Element data from apps and pages:
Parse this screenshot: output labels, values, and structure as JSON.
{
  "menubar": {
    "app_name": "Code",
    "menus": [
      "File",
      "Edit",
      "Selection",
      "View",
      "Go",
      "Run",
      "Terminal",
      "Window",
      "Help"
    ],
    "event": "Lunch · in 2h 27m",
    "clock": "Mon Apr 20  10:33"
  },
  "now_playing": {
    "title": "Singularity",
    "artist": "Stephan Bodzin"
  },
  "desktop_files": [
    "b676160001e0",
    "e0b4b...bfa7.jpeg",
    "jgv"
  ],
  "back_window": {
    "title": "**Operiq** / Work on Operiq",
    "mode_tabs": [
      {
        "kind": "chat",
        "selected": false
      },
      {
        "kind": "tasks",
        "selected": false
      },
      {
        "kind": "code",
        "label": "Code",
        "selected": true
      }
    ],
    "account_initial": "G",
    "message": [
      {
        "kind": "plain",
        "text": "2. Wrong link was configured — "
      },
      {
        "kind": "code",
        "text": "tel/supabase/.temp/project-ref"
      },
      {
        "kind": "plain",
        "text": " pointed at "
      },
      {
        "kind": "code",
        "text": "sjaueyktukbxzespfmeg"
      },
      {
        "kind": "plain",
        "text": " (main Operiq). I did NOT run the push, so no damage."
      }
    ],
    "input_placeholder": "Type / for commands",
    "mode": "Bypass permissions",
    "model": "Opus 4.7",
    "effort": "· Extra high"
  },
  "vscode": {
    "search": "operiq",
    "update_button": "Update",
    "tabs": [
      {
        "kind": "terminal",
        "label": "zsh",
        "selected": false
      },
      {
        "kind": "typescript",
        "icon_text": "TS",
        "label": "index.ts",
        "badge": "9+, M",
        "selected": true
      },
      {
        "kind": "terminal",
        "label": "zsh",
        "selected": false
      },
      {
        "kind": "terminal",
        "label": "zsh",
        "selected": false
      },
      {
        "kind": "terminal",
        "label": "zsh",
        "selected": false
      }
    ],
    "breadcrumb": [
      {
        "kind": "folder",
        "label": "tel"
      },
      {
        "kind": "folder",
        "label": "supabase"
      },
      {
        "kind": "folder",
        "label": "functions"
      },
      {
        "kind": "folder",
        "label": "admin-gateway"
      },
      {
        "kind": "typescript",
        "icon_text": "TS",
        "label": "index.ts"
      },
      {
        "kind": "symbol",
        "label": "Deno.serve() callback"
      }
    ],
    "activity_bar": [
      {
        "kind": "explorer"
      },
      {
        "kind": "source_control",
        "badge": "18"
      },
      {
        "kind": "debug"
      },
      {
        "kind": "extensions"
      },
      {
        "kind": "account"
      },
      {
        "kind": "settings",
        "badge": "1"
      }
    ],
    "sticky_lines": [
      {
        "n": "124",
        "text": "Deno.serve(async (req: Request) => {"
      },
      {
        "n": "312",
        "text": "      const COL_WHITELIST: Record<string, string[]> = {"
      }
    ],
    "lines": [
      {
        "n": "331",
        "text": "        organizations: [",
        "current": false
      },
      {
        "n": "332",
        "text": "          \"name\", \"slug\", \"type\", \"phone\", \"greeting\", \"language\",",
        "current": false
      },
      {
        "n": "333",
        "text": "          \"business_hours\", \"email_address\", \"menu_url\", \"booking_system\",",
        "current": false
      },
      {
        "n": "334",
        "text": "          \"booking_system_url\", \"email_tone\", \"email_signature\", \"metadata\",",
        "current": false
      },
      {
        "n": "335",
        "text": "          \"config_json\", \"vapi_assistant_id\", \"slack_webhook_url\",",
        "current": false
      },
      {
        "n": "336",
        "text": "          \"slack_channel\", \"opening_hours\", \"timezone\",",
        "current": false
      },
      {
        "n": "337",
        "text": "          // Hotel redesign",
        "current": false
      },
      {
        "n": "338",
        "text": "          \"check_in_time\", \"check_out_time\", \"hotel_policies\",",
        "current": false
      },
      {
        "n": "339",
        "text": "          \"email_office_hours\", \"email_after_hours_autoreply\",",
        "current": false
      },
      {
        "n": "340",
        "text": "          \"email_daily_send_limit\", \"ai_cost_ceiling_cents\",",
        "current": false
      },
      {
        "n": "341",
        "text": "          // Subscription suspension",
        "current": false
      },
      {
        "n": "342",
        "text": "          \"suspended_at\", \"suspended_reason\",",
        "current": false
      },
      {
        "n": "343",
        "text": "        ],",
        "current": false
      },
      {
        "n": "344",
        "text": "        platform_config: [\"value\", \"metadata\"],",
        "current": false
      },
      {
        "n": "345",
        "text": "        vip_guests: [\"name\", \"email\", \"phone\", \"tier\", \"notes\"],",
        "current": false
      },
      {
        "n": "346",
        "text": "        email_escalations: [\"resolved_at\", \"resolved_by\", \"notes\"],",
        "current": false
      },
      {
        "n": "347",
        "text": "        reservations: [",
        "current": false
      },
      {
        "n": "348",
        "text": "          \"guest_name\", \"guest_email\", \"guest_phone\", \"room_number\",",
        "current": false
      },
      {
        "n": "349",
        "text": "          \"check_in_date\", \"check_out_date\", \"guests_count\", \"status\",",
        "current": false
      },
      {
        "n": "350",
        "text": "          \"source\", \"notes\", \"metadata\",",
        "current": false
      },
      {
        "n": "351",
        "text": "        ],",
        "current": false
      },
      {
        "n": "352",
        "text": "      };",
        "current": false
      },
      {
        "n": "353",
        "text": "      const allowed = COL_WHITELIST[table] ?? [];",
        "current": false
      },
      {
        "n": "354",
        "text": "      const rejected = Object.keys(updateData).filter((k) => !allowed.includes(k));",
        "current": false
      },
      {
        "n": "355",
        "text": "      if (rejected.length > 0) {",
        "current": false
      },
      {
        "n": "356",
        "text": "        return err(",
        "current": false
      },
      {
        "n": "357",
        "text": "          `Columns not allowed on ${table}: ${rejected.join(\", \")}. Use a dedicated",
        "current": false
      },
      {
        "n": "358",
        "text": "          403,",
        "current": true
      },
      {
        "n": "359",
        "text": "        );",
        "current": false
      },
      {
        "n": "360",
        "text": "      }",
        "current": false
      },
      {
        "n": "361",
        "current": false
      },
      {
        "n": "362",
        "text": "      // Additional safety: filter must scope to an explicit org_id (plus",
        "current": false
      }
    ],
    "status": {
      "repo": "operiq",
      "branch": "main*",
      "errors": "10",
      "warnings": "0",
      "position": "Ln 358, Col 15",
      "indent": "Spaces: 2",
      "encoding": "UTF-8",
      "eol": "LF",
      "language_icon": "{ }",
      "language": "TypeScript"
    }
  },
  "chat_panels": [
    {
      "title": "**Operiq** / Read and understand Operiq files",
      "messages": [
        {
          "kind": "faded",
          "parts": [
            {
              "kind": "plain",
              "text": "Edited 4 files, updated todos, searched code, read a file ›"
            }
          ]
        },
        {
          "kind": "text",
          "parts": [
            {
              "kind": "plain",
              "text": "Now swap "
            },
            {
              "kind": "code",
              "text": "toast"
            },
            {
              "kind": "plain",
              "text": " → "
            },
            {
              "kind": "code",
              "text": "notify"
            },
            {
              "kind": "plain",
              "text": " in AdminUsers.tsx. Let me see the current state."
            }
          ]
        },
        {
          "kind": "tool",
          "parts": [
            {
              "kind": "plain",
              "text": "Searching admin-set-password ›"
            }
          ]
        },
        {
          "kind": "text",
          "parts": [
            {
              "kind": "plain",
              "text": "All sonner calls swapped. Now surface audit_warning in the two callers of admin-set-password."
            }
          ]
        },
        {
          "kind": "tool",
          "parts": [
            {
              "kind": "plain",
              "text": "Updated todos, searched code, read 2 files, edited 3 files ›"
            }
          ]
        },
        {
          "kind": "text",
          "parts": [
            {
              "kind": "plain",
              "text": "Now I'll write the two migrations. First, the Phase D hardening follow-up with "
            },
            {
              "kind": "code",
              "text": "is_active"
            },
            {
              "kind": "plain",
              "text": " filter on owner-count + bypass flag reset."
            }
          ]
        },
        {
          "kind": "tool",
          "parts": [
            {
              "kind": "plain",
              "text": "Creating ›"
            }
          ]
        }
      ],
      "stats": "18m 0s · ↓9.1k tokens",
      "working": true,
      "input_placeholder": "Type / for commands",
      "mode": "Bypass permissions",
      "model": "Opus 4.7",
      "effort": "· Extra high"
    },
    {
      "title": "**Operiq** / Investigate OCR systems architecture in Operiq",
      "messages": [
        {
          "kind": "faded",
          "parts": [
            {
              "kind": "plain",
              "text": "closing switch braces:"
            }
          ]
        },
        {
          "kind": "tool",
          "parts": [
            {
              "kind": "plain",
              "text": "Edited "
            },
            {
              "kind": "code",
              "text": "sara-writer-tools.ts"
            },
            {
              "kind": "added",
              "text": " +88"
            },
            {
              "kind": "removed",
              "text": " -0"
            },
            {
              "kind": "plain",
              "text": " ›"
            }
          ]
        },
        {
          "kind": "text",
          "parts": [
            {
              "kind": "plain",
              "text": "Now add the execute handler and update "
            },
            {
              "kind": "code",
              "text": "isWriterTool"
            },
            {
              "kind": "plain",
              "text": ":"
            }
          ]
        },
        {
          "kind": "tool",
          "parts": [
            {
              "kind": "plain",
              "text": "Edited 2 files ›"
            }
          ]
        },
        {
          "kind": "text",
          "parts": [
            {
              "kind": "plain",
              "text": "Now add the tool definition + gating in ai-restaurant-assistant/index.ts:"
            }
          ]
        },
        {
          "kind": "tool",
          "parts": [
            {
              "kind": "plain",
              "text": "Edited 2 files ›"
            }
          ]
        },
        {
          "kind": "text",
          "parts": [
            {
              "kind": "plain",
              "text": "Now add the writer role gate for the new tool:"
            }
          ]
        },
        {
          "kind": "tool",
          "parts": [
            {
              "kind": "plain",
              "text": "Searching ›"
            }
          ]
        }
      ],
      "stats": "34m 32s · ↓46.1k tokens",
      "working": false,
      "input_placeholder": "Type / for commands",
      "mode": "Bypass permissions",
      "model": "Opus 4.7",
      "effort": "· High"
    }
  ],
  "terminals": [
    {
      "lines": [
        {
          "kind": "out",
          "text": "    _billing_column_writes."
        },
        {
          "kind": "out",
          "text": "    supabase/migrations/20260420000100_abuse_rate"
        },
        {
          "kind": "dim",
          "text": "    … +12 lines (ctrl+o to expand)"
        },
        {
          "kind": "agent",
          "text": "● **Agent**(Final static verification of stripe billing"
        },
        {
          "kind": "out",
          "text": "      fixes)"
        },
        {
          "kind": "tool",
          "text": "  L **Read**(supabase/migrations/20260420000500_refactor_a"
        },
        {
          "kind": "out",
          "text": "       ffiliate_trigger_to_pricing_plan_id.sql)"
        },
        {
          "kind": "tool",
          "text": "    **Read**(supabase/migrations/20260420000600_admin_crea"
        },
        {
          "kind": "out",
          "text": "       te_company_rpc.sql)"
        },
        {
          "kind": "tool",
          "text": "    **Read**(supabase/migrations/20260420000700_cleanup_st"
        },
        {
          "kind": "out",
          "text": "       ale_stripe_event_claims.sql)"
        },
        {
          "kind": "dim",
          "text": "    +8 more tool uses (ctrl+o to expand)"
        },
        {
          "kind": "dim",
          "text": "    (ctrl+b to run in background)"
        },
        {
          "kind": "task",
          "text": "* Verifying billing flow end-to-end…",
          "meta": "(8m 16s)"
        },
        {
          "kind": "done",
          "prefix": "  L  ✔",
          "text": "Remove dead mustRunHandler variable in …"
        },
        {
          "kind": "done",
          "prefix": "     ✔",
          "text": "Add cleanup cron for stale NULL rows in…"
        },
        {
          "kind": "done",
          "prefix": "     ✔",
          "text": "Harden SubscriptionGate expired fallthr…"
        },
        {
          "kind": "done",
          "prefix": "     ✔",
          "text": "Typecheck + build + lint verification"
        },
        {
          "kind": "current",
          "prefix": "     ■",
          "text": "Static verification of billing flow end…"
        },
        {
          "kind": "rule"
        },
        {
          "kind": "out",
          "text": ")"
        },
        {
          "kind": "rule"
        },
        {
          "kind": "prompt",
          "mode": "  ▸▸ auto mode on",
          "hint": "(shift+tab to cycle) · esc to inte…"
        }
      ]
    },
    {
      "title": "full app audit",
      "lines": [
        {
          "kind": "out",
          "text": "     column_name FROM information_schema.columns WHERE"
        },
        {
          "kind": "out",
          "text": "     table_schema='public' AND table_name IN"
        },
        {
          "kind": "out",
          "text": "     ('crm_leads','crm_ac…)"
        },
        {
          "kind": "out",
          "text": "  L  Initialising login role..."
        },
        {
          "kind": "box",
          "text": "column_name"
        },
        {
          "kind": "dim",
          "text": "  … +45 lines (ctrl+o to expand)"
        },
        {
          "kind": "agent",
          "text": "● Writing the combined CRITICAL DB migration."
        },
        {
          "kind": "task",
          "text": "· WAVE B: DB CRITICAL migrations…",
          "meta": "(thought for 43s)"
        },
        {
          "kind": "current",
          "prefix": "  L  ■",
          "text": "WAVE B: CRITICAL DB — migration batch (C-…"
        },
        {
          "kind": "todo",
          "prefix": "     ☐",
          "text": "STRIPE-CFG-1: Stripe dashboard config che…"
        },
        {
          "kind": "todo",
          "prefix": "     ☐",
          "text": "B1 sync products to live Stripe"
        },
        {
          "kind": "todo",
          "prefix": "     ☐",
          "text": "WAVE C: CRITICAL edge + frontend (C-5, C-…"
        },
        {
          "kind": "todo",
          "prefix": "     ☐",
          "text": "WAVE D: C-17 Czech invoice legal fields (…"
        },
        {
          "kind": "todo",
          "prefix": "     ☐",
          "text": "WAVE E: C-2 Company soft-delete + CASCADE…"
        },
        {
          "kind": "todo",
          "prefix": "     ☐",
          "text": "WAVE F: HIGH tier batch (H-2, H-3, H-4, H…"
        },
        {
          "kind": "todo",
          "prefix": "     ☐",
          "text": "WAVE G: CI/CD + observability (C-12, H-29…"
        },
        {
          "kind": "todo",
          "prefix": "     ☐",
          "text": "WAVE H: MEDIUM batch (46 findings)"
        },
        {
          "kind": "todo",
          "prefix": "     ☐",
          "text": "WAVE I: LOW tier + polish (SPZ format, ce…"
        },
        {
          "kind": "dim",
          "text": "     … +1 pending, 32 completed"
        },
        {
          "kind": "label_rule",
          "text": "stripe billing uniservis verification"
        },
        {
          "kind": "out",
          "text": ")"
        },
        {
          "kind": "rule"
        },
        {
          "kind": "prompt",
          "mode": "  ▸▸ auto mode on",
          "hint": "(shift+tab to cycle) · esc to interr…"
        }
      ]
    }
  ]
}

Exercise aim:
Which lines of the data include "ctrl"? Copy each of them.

Result below:
          "text": "    … +12 lines (ctrl+o to expand)"
          "text": "    +8 more tool uses (ctrl+o to expand)"
          "text": "    (ctrl+b to run in background)"
          "text": "  … +45 lines (ctrl+o to expand)"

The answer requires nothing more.